Task prompt:
Answer with a bare number: the count of lines in the data below that contain the word "GibB".

Information provided:

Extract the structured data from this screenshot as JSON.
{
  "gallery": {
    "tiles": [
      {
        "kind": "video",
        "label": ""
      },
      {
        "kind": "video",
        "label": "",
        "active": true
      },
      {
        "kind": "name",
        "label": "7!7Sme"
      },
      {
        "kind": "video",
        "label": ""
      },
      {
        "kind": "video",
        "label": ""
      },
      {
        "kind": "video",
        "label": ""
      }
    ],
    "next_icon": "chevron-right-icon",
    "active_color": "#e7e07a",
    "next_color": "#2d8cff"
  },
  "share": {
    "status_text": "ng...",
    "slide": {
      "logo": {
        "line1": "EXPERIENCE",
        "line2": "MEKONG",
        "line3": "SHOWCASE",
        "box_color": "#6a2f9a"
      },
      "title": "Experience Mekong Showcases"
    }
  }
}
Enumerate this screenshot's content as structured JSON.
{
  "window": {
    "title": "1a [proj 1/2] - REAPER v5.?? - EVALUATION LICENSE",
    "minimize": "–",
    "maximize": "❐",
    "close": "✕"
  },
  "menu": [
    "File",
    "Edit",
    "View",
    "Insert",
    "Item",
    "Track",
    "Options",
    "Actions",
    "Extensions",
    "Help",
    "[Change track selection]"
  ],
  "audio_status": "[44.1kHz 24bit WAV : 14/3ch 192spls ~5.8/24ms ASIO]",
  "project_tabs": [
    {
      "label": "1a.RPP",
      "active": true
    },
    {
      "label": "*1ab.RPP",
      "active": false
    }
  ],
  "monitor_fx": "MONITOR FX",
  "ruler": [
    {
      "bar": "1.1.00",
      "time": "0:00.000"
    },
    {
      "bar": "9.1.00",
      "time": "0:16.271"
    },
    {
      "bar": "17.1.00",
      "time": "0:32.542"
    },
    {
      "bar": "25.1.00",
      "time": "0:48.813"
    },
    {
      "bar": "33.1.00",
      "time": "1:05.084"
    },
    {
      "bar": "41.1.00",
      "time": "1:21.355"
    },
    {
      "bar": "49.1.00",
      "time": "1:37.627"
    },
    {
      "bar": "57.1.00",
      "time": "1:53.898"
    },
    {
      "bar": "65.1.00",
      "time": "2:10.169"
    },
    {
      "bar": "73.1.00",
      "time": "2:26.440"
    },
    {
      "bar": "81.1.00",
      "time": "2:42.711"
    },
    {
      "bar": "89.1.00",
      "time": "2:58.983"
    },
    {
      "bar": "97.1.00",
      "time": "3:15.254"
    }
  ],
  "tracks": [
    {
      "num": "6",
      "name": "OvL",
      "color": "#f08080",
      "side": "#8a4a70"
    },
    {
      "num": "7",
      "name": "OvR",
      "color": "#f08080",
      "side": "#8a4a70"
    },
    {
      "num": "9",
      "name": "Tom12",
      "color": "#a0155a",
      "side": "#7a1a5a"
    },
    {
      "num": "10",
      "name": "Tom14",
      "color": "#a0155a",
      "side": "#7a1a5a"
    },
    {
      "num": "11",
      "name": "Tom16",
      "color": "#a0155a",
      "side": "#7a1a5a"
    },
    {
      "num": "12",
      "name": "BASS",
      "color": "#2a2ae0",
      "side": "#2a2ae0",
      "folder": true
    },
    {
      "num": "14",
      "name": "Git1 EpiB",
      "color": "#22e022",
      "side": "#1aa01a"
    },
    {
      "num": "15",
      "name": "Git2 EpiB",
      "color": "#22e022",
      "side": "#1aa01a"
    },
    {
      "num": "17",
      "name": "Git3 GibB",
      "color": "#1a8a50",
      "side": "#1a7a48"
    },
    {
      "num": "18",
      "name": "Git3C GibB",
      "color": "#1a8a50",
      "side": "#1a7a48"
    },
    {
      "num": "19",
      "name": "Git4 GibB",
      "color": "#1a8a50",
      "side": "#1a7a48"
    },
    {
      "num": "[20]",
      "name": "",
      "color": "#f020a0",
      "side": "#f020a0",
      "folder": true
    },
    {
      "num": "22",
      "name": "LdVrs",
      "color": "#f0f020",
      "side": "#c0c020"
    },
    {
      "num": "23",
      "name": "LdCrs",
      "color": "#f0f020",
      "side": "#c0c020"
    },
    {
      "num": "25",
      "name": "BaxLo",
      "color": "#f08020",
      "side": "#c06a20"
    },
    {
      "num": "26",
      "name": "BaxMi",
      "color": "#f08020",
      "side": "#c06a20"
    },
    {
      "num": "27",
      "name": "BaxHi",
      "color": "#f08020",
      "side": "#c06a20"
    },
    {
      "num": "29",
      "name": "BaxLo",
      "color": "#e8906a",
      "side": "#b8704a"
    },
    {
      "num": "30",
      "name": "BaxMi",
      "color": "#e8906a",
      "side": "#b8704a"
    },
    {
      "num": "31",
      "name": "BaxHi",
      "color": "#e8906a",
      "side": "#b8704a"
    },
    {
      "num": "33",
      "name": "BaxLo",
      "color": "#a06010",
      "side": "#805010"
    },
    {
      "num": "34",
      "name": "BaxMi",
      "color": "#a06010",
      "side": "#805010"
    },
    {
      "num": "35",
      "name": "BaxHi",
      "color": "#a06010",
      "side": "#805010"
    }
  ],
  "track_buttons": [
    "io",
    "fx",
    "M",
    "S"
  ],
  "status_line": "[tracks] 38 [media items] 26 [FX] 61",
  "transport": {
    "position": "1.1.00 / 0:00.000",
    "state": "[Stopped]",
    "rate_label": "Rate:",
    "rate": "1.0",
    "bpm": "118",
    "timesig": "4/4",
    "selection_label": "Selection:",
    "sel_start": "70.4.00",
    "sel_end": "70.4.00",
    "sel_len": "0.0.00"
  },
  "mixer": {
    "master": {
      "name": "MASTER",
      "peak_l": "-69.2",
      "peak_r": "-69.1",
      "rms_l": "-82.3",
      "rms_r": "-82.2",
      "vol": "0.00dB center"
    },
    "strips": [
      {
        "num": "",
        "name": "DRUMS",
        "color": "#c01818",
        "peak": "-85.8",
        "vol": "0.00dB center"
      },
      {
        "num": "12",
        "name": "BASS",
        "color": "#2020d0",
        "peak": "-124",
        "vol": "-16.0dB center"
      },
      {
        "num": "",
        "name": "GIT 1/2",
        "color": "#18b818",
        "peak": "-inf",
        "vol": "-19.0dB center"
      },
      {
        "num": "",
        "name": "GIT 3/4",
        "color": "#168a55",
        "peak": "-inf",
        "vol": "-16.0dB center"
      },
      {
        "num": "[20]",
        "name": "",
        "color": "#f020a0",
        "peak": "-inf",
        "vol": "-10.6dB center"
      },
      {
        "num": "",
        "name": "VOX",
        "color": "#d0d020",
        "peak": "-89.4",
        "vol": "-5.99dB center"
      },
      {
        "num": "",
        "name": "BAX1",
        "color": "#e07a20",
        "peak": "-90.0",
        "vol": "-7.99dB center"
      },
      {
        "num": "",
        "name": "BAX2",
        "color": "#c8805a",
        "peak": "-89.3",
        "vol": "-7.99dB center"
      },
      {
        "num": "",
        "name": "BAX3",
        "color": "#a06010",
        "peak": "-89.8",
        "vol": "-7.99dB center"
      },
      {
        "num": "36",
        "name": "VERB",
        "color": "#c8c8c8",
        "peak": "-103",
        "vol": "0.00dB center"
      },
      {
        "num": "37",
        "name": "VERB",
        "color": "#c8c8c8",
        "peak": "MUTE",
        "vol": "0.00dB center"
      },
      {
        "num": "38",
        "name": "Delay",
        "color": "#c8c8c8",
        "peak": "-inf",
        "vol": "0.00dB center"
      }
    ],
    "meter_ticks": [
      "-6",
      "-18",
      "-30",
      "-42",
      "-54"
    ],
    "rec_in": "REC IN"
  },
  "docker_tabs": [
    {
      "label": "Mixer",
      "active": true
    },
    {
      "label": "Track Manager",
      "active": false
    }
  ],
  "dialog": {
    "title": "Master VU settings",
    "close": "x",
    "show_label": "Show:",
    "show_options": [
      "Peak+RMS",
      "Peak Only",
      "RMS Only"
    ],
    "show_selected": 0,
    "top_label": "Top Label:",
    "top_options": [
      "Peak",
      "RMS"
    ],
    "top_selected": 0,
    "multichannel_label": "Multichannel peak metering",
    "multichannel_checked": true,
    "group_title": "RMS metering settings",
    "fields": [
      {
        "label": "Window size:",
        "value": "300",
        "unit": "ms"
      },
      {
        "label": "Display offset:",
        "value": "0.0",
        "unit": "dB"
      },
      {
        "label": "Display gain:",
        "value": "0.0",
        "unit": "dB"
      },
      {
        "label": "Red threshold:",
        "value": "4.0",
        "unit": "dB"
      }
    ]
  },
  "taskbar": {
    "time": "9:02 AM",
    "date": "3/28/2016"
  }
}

Task output:
3